▶ _ABOUT THIS EXERCISE_:
Retype the records in full, keeping each character as it is.

[Opening ENTRIES SUPPLIED section]

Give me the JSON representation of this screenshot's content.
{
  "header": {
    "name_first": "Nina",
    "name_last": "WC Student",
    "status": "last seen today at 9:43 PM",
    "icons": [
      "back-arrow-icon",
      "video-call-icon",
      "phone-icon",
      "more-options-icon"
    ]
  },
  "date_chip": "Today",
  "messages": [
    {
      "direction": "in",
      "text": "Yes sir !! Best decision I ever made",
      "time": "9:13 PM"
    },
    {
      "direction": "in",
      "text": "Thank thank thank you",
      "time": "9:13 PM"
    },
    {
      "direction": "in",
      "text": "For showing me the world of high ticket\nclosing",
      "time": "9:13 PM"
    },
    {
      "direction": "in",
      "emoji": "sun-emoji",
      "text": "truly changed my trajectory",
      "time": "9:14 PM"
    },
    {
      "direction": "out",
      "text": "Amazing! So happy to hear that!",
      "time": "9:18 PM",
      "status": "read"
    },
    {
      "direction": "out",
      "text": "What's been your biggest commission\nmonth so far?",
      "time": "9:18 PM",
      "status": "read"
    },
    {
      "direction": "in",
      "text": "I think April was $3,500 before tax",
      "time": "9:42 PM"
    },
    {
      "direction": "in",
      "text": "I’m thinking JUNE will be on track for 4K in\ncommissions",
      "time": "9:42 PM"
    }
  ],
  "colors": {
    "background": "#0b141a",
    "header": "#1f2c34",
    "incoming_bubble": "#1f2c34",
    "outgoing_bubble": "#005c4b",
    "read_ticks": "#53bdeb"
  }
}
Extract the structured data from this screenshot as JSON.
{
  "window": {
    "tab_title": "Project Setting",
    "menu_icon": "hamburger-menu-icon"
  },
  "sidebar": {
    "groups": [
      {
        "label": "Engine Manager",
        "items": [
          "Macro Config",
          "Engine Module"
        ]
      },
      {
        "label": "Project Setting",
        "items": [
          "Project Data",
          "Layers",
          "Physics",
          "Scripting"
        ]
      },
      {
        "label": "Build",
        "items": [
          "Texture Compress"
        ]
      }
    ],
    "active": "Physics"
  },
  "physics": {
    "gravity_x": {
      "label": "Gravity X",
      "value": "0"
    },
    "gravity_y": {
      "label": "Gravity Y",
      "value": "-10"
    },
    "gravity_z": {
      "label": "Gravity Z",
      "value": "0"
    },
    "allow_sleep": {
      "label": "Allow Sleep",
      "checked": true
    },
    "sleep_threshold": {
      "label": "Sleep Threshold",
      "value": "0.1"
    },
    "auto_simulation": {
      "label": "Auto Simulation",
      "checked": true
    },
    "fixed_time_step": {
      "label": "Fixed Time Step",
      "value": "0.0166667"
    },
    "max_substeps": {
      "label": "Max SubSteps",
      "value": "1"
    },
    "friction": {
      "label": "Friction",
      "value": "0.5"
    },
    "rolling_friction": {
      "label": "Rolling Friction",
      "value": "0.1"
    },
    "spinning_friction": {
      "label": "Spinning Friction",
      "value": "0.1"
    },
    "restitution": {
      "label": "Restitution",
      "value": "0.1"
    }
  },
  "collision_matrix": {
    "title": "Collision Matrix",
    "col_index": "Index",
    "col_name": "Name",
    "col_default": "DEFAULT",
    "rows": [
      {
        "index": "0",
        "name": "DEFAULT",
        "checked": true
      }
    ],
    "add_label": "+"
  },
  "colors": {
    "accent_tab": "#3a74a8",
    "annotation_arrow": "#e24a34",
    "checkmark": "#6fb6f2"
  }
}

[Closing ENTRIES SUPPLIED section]

▶ _WRITTEN ANSWER_:
Give me the JSON representation of this screenshot's content.
{
  "header": {
    "name_first": "Nina",
    "name_last": "WC Student",
    "status": "last seen today at 9:43 PM",
    "icons": [
      "back-arrow-icon",
      "video-call-icon",
      "phone-icon",
      "more-options-icon"
    ]
  },
  "date_chip": "Today",
  "messages": [
    {
      "direction": "in",
      "text": "Yes sir !! Best decision I ever made",
      "time": "9:13 PM"
    },
    {
      "direction": "in",
      "text": "Thank thank thank you",
      "time": "9:13 PM"
    },
    {
      "direction": "in",
      "text": "For showing me the world of high ticket\nclosing",
      "time": "9:13 PM"
    },
    {
      "direction": "in",
      "emoji": "sun-emoji",
      "text": "truly changed my trajectory",
      "time": "9:14 PM"
    },
    {
      "direction": "out",
      "text": "Amazing! So happy to hear that!",
      "time": "9:18 PM",
      "status": "read"
    },
    {
      "direction": "out",
      "text": "What's been your biggest commission\nmonth so far?",
      "time": "9:18 PM",
      "status": "read"
    },
    {
      "direction": "in",
      "text": "I think April was $3,500 before tax",
      "time": "9:42 PM"
    },
    {
      "direction": "in",
      "text": "I’m thinking JUNE will be on track for 4K in\ncommissions",
      "time": "9:42 PM"
    }
  ],
  "colors": {
    "background": "#0b141a",
    "header": "#1f2c34",
    "incoming_bubble": "#1f2c34",
    "outgoing_bubble": "#005c4b",
    "read_ticks": "#53bdeb"
  }
}
Extract the structured data from this screenshot as JSON.
{
  "window": {
    "tab_title": "Project Setting",
    "menu_icon": "hamburger-menu-icon"
  },
  "sidebar": {
    "groups": [
      {
        "label": "Engine Manager",
        "items": [
          "Macro Config",
          "Engine Module"
        ]
      },
      {
        "label": "Project Setting",
        "items": [
          "Project Data",
          "Layers",
          "Physics",
          "Scripting"
        ]
      },
      {
        "label": "Build",
        "items": [
          "Texture Compress"
        ]
      }
    ],
    "active": "Physics"
  },
  "physics": {
    "gravity_x": {
      "label": "Gravity X",
      "value": "0"
    },
    "gravity_y": {
      "label": "Gravity Y",
      "value": "-10"
    },
    "gravity_z": {
      "label": "Gravity Z",
      "value": "0"
    },
    "allow_sleep": {
      "label": "Allow Sleep",
      "checked": true
    },
    "sleep_threshold": {
      "label": "Sleep Threshold",
      "value": "0.1"
    },
    "auto_simulation": {
      "label": "Auto Simulation",
      "checked": true
    },
    "fixed_time_step": {
      "label": "Fixed Time Step",
      "value": "0.0166667"
    },
    "max_substeps": {
      "label": "Max SubSteps",
      "value": "1"
    },
    "friction": {
      "label": "Friction",
      "value": "0.5"
    },
    "rolling_friction": {
      "label": "Rolling Friction",
      "value": "0.1"
    },
    "spinning_friction": {
      "label": "Spinning Friction",
      "value": "0.1"
    },
    "restitution": {
      "label": "Restitution",
      "value": "0.1"
    }
  },
  "collision_matrix": {
    "title": "Collision Matrix",
    "col_index": "Index",
    "col_name": "Name",
    "col_default": "DEFAULT",
    "rows": [
      {
        "index": "0",
        "name": "DEFAULT",
        "checked": true
      }
    ],
    "add_label": "+"
  },
  "colors": {
    "accent_tab": "#3a74a8",
    "annotation_arrow": "#e24a34",
    "checkmark": "#6fb6f2"
  }
}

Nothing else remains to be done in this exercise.